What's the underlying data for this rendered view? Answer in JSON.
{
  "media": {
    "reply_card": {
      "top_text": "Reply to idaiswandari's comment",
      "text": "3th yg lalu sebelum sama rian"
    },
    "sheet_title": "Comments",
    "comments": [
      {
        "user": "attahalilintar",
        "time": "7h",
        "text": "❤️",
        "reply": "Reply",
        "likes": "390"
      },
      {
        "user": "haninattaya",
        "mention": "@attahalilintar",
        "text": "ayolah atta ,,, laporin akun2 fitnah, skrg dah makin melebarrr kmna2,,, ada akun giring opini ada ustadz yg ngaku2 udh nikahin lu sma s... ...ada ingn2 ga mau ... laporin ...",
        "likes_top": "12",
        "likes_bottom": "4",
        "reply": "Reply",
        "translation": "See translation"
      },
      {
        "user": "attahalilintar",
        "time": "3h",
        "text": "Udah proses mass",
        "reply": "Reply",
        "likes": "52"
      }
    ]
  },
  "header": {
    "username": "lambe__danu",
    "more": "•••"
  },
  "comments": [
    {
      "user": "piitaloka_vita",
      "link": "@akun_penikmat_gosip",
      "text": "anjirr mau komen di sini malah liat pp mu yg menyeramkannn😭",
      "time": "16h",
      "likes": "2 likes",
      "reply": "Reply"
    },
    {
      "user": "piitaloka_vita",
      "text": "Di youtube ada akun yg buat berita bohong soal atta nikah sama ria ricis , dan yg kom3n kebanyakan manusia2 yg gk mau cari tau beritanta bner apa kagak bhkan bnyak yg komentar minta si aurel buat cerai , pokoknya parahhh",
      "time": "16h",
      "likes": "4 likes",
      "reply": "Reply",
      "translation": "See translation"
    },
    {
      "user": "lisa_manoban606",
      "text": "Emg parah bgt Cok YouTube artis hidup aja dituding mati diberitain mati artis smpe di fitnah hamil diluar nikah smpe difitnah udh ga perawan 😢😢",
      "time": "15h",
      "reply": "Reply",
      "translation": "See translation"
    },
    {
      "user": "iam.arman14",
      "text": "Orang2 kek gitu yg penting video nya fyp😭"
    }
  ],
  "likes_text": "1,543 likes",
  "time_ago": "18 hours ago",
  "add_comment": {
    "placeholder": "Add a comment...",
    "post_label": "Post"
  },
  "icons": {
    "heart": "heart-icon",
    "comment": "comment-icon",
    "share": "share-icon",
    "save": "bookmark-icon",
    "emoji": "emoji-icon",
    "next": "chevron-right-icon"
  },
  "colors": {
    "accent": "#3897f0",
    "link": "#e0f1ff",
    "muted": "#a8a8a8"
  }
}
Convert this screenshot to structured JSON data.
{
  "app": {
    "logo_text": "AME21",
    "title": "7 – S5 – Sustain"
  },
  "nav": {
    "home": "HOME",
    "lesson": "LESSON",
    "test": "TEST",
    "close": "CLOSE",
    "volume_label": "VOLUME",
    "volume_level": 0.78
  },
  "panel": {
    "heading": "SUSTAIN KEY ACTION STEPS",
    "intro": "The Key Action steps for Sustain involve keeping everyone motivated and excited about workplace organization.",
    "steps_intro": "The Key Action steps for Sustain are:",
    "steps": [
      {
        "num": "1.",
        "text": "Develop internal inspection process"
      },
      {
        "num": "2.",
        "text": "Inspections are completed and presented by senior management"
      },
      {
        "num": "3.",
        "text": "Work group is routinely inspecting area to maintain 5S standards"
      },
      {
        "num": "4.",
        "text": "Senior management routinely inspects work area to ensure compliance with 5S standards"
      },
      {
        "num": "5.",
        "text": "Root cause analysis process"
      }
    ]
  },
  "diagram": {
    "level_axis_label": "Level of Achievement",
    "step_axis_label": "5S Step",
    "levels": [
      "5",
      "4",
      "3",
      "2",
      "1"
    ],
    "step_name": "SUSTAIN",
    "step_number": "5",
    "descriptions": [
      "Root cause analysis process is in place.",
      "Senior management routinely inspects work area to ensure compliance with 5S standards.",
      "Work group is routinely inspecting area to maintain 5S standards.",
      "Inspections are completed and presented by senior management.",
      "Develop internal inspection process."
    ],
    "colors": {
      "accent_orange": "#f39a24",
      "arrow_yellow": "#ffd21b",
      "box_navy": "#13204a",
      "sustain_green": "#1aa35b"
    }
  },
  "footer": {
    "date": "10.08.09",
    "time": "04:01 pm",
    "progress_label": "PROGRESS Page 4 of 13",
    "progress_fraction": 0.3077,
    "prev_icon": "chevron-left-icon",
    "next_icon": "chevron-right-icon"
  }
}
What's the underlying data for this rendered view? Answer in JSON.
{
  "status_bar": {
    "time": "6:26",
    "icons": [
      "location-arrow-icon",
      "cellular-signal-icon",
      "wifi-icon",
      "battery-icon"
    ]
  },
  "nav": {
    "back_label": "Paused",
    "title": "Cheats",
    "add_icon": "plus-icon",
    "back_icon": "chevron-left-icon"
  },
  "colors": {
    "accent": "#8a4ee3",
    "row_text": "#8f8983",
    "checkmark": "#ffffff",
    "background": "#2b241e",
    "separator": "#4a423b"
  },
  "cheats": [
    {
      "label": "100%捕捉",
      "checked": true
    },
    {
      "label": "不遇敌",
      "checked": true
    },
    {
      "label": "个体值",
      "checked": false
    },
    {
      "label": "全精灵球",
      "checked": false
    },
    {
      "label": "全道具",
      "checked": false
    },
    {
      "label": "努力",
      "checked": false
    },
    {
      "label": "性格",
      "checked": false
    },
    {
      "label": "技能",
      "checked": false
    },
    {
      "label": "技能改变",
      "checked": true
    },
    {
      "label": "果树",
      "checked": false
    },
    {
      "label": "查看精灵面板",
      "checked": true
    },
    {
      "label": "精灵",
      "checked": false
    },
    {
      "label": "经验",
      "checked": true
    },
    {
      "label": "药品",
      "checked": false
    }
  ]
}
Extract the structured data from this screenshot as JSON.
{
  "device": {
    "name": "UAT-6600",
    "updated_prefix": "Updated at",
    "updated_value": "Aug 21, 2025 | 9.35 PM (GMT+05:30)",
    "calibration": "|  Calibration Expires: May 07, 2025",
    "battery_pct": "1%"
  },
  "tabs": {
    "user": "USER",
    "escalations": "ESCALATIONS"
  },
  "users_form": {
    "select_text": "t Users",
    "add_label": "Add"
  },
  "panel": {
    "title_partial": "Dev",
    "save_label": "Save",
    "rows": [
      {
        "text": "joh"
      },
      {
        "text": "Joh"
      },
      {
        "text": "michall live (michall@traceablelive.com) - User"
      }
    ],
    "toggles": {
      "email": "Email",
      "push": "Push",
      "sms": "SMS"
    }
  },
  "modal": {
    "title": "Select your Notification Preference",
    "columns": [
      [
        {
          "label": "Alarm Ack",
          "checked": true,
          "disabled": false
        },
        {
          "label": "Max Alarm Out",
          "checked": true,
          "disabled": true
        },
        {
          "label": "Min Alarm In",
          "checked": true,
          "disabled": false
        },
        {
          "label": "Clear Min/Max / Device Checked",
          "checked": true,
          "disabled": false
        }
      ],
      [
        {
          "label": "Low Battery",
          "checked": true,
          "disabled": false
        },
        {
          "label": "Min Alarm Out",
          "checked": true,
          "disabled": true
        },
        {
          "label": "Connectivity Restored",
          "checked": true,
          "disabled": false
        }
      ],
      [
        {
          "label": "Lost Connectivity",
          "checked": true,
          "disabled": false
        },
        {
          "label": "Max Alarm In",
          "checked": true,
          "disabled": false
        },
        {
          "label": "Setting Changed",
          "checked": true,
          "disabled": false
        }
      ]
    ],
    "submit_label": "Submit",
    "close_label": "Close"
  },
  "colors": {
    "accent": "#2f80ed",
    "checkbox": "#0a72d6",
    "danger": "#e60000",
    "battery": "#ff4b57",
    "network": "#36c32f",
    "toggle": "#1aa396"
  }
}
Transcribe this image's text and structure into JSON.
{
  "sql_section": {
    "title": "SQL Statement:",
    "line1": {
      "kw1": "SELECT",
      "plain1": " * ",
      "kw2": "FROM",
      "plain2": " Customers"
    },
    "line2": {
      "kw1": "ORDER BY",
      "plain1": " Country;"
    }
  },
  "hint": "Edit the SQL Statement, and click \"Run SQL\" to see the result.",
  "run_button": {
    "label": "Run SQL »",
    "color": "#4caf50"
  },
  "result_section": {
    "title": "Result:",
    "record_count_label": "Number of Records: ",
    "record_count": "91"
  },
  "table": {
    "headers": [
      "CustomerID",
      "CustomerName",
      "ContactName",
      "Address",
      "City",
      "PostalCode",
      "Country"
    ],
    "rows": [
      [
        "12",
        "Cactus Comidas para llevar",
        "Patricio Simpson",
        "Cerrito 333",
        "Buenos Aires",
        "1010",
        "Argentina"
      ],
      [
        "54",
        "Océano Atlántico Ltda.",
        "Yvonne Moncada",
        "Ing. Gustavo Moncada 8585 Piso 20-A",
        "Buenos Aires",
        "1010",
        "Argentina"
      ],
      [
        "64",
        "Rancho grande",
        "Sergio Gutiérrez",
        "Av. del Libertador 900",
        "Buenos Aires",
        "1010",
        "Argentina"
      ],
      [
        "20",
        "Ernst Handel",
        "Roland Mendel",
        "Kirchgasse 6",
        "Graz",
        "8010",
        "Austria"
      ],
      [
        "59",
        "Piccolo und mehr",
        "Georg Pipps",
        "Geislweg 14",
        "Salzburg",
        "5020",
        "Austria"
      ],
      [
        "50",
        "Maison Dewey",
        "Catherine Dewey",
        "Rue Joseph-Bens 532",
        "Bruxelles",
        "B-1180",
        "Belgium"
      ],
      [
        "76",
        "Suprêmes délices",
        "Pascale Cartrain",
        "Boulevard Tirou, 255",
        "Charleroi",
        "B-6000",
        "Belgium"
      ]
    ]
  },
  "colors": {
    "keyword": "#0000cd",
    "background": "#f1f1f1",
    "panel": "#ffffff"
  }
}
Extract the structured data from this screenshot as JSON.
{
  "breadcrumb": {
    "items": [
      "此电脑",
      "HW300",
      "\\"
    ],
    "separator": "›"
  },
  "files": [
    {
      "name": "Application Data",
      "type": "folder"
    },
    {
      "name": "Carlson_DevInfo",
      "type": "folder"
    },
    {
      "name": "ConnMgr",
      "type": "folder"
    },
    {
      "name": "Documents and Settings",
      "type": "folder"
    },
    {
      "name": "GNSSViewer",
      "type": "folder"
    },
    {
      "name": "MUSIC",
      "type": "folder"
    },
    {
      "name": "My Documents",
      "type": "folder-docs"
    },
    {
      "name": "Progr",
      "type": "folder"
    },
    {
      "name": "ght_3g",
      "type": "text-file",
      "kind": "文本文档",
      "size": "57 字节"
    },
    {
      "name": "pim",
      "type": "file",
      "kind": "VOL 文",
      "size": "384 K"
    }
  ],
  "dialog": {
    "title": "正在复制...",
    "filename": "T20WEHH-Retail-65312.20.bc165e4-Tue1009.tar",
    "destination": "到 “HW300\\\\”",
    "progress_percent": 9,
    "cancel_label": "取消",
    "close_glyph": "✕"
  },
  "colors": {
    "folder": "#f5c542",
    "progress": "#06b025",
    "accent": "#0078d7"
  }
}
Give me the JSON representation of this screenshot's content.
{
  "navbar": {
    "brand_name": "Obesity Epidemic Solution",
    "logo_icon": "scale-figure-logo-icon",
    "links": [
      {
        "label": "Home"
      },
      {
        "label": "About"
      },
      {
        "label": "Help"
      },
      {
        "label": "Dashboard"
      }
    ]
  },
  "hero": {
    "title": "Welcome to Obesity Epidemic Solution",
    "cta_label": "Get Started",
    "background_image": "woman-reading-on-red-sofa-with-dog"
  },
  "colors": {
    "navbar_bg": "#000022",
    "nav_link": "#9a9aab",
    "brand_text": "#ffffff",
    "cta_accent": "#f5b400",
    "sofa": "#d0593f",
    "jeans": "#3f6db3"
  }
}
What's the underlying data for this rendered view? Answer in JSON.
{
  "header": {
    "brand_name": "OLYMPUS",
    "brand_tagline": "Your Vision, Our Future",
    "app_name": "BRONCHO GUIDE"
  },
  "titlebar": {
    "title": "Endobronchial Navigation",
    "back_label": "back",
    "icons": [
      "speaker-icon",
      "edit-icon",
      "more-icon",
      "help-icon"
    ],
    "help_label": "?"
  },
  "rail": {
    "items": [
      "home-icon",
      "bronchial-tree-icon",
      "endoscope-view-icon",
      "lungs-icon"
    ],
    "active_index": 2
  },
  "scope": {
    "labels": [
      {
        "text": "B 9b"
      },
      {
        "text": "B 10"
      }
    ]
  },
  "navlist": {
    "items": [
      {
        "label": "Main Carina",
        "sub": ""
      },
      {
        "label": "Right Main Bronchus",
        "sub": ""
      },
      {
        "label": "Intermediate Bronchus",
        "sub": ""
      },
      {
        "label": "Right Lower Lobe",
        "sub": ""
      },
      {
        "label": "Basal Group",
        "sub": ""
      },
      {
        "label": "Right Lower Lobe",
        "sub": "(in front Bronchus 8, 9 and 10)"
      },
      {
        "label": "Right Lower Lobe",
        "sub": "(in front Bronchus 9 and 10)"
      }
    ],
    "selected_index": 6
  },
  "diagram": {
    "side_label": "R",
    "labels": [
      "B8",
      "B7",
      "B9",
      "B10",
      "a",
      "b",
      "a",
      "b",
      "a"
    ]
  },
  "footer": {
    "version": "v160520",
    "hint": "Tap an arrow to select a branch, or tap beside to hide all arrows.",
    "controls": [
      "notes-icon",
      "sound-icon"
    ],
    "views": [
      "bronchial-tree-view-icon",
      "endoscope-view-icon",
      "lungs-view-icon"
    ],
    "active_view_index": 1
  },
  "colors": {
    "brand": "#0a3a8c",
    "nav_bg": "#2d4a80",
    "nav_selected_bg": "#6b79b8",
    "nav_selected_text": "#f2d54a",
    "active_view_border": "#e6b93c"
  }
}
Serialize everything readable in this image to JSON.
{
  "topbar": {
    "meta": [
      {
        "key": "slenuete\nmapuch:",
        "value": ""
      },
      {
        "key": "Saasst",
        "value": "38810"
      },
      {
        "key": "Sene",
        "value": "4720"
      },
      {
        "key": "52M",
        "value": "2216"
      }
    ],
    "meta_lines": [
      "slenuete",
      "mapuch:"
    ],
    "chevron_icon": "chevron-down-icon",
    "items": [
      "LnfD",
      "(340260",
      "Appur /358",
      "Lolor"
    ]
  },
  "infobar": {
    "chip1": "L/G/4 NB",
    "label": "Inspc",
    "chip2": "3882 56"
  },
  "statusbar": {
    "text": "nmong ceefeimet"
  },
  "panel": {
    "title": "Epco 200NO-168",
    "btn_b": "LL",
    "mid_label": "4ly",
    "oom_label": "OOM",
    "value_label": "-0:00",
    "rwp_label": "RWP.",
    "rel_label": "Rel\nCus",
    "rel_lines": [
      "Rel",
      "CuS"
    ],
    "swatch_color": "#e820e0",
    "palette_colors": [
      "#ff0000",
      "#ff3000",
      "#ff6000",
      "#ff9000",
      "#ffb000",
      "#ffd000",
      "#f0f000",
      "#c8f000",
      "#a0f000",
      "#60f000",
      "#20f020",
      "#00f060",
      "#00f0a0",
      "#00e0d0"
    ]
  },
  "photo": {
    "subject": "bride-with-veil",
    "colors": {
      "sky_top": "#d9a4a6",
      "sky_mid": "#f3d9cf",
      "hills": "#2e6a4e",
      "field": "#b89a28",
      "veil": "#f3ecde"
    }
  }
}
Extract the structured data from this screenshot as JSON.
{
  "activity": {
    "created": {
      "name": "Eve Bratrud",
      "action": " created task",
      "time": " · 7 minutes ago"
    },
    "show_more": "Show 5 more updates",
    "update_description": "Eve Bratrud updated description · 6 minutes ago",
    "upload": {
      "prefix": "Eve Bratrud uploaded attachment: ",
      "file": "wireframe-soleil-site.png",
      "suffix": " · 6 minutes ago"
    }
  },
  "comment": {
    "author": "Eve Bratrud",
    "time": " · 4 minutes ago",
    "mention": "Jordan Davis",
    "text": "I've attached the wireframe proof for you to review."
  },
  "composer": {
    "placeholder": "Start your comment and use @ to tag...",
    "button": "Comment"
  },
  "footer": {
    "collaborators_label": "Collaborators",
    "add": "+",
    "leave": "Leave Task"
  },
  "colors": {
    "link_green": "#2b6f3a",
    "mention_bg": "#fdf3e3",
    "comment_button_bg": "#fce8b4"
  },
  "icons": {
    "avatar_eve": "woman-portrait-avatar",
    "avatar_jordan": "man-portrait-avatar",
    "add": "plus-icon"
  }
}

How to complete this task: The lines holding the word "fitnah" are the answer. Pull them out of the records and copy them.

Answer space:
        "text": "ayolah atta ,,, laporin akun2 fitnah, skrg dah makin melebarrr kmna2,,, ada akun giring opini ada ustadz yg ngaku2 udh nikahin lu sma s... ...ada ingn2 ga mau ... laporin ...",
      "text": "Emg parah bgt Cok YouTube artis hidup aja dituding mati diberitain mati artis smpe di fitnah hamil diluar nikah smpe difitnah udh ga perawan 😢😢",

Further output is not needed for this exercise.